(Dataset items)
━━━━━━━━━━━━━━━━━━━━━━━━━━━━━━

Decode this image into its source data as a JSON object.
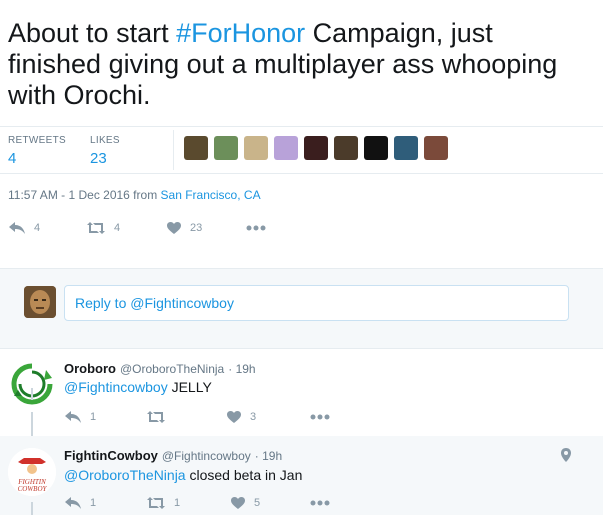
{
  "tweet": {
    "text_before": "About to start ",
    "hashtag": "#ForHonor",
    "text_after": " Campaign, just finished giving out a multiplayer ass whooping with Orochi."
  },
  "stats": {
    "retweets_label": "RETWEETS",
    "retweets_value": "4",
    "likes_label": "LIKES",
    "likes_value": "23"
  },
  "likers": [
    {
      "color": "#5a4a2e"
    },
    {
      "color": "#6c8f5a"
    },
    {
      "color": "#c9b48a"
    },
    {
      "color": "#b8a2d9"
    },
    {
      "color": "#3a1e1e"
    },
    {
      "color": "#4b3b2a"
    },
    {
      "color": "#111111"
    },
    {
      "color": "#2f5d7a"
    },
    {
      "color": "#7b4a3a"
    }
  ],
  "meta": {
    "time": "11:57 AM - 1 Dec 2016 from ",
    "location": "San Francisco, CA"
  },
  "main_actions": {
    "reply_count": "4",
    "retweet_count": "4",
    "like_count": "23"
  },
  "reply_box": {
    "placeholder": "Reply to @Fightincowboy"
  },
  "replies": [
    {
      "name": "Oroboro",
      "handle": "@OroboroTheNinja",
      "time": "· 19h",
      "mention": "@Fightincowboy",
      "text": " JELLY",
      "reply_count": "1",
      "retweet_count": "",
      "like_count": "3"
    },
    {
      "name": "FightinCowboy",
      "handle": "@Fightincowboy",
      "time": "· 19h",
      "mention": "@OroboroTheNinja",
      "text": " closed beta in Jan",
      "reply_count": "1",
      "retweet_count": "1",
      "like_count": "5",
      "avatar_text": "FIGHTIN COWBOY"
    }
  ],
  "colors": {
    "link": "#1b95e0",
    "muted": "#657786",
    "icon": "#8899a6",
    "band": "#f5f8fa"
  }
}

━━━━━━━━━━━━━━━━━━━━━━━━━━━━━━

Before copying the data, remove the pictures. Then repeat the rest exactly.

_WRITTEN SOLUTION:_
Decode this image into its source data as a JSON object.
{
  "tweet": {
    "text_before": "About to start ",
    "hashtag": "#ForHonor",
    "text_after": " Campaign, just finished giving out a multiplayer ass whooping with Orochi."
  },
  "stats": {
    "retweets_label": "RETWEETS",
    "retweets_value": "4",
    "likes_label": "LIKES",
    "likes_value": "23"
  },
  "likers": [
    {
      "color": "#5a4a2e"
    },
    {
      "color": "#6c8f5a"
    },
    {
      "color": "#c9b48a"
    },
    {
      "color": "#b8a2d9"
    },
    {
      "color": "#3a1e1e"
    },
    {
      "color": "#4b3b2a"
    },
    {
      "color": "#111111"
    },
    {
      "color": "#2f5d7a"
    },
    {
      "color": "#7b4a3a"
    }
  ],
  "meta": {
    "time": "11:57 AM - 1 Dec 2016 from ",
    "location": "San Francisco, CA"
  },
  "main_actions": {
    "reply_count": "4",
    "retweet_count": "4",
    "like_count": "23"
  },
  "reply_box": {
    "placeholder": "Reply to @Fightincowboy"
  },
  "replies": [
    {
      "name": "Oroboro",
      "handle": "@OroboroTheNinja",
      "time": "· 19h",
      "mention": "@Fightincowboy",
      "text": " JELLY",
      "reply_count": "1",
      "retweet_count": "",
      "like_count": "3"
    },
    {
      "name": "FightinCowboy",
      "handle": "@Fightincowboy",
      "time": "· 19h",
      "mention": "@OroboroTheNinja",
      "text": " closed beta in Jan",
      "reply_count": "1",
      "retweet_count": "1",
      "like_count": "5",
      "avatar_text": "FIGHTIN COWBOY"
    }
  ],
  "colors": {
    "link": "#1b95e0",
    "muted": "#657786",
    "icon": "#8899a6",
    "band": "#f5f8fa"
  }
}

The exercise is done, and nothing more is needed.